Other similarities or differences? Context and relative constraints are important I think. The perception of high-income countries is that they differ markedly from low–income contexts — offering better formal labour market opportunities, as well as gender equality measures (e.g. maternity leave, childcare provisions) that have a dampening effect on entrepreneurship comparatively speaking. Certainly this is true, but good opportunities are not equally distributed in high-income contexts, and the formal economy is still marred by various types of ‘second generation’ gender bias that limit women’s economic returns, future opportunities, and independence.
So yes, women in high-income regions do have more formal protections, such as the legal right to work and own property, but they still face gender-based constraints in the labour market. Additionally, ‘risk’ and precarity are key features of many high-income economies, and certain groups are more vulnerable. So while constraints may not be as great as they are in low-income regions, they do exist — leading many women to want (or have) to create their own opportunities. As far as how women practice entrepreneurship, there are diverse motivations and approaches in high-income countries, and it would be interesting to think about how these cut across regions in ways we might not expect For some women in Canada, and other similar economies, high-growth business is the ideal, bringing many of the same challenges you note below around training, expertise, securing financing, and accessing markets. In some regions, such as Canada, the high-growth sector for women is expanding, as more women enter less traditional, higher return sectors. There is also strong support for growing women-led business through various agencies and associations (e.g. women’s enterprise networks, WE Connect Canada).

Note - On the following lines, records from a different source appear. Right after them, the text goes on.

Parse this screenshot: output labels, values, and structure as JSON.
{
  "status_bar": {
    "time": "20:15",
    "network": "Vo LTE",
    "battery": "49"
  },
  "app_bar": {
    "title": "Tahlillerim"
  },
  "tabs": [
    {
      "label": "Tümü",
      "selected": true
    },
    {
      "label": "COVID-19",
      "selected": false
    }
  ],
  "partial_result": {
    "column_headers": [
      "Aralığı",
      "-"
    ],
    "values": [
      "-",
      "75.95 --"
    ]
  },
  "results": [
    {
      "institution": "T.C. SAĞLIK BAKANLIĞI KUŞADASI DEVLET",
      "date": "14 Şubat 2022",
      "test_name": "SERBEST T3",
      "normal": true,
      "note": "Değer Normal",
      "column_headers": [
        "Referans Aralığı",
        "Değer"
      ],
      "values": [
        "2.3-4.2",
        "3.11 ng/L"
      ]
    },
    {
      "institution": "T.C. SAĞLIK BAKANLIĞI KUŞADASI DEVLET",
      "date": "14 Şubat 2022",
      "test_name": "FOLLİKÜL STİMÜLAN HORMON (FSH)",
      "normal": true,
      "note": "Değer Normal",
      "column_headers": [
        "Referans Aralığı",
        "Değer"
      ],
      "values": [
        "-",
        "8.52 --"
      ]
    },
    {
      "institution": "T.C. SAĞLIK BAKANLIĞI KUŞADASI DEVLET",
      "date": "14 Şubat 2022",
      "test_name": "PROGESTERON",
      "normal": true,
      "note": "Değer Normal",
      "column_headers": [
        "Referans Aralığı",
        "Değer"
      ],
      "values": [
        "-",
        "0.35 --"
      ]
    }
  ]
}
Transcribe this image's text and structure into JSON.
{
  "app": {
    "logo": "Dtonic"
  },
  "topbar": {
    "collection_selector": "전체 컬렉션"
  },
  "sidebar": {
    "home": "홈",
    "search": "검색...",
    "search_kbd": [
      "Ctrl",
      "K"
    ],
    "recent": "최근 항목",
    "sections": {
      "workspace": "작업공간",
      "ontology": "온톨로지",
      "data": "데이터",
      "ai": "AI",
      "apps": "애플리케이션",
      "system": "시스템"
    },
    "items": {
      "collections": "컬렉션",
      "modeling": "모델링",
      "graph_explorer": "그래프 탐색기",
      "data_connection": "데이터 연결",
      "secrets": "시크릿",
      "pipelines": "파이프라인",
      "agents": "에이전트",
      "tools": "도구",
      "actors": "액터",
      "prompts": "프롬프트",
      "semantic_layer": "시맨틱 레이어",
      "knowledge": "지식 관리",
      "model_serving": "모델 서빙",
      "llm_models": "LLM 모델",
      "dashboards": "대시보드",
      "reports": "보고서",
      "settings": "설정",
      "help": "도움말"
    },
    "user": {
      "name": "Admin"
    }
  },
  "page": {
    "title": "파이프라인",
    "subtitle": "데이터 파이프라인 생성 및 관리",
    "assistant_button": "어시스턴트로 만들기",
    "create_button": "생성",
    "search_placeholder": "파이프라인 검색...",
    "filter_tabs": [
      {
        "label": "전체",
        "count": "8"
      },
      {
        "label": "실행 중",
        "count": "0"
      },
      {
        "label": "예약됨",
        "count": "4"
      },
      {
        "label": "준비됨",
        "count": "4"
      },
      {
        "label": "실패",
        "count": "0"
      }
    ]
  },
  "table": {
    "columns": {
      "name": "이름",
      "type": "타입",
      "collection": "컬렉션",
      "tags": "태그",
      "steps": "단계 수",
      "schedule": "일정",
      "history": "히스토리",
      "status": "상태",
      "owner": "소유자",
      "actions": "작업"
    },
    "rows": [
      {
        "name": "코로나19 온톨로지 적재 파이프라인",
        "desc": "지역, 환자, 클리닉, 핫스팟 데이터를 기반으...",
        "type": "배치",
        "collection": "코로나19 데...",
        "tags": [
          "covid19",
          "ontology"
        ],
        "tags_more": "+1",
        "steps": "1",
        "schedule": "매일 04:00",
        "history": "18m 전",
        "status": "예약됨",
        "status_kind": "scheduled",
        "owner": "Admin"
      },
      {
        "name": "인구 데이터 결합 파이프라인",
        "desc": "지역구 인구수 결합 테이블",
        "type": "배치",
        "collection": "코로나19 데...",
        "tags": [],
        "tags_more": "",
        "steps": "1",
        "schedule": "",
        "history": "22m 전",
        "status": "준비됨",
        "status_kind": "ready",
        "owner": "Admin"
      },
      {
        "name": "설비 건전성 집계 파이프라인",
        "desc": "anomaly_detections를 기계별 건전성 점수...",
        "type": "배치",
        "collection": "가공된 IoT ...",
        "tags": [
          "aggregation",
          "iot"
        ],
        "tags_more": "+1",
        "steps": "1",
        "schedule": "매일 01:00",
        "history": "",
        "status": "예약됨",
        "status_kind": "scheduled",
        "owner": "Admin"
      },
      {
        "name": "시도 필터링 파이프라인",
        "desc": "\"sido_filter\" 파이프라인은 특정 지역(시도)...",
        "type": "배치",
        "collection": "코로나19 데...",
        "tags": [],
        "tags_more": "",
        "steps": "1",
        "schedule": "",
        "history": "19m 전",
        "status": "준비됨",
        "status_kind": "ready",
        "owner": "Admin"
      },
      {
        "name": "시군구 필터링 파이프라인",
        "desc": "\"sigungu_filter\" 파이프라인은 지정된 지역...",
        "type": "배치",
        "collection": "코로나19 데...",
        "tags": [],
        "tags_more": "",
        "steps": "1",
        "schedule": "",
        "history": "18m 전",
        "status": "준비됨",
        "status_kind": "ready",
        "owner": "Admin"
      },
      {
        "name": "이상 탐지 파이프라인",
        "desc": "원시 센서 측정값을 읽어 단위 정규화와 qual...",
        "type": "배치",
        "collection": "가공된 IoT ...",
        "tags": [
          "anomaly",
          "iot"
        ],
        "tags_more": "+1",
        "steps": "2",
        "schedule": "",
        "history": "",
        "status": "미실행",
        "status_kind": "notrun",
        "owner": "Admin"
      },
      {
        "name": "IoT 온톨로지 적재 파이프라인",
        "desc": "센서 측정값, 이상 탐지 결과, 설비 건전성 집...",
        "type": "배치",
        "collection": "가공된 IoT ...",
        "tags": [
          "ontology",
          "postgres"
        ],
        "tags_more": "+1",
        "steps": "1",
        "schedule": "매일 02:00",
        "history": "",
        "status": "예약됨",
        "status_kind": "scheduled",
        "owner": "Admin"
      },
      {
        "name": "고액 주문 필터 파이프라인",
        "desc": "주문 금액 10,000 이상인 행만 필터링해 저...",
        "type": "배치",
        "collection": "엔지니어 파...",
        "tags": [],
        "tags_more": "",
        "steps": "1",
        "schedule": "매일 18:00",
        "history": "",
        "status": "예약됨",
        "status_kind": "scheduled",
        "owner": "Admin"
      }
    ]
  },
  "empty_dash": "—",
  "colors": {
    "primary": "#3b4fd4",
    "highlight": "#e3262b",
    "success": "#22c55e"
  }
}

Some women, however, don’t want to grow their businesses, and rates of incorporation remain low. I’m not sure how this would compare to women in developing / low-income regions, but controlled growth and low-growth are two patterns we can also observe in high-income regions. In some cases, this may be due to life stage, or women’s family obligations, but for others it reflects a different perspective on business and economic life. Here we can see links to ideals of independence, meaningful work, and sustainability. Again, I’m not sure how this would compare to other regions but I expect this approach is a luxury for many. While I hope to talk about other issues as well at the forum, such as the impact of women’s business(e.g. financial performance, quality of work life), I’ll stop here for now.
Look forward to talking more about some of the common threads and diverse patterns we see. Karen